Data about app and page elements
▬▬▬▬▬▬

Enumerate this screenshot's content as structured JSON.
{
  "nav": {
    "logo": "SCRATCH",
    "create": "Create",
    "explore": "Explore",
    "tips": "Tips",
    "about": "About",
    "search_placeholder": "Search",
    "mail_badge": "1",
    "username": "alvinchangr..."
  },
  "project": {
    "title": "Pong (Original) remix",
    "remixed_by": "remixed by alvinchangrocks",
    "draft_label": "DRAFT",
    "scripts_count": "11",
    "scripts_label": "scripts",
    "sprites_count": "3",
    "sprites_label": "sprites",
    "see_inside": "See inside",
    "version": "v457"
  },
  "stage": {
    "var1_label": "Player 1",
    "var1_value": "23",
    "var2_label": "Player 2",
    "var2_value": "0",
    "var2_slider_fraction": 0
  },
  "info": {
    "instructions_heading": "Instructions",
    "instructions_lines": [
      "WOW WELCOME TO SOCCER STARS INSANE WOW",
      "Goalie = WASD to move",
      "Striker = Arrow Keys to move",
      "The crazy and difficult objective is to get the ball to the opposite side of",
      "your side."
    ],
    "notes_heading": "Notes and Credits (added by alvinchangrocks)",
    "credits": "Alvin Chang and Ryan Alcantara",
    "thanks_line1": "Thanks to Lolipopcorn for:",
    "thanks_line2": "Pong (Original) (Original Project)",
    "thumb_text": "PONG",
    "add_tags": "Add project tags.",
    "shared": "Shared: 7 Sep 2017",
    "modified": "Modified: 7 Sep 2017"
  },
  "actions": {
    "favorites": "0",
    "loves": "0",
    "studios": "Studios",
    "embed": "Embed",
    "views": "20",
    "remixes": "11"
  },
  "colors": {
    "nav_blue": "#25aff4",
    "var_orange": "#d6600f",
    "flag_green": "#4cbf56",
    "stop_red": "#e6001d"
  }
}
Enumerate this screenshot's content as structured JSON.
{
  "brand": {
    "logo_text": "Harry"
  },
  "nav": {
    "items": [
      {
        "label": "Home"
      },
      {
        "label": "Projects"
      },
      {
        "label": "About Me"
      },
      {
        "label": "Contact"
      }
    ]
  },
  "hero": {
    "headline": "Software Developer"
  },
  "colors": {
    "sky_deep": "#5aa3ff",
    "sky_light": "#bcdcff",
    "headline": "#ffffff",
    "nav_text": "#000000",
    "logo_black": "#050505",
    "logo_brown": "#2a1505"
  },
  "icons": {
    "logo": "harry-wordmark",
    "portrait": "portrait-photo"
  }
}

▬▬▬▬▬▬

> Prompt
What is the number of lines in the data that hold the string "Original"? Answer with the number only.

> Exercise result
2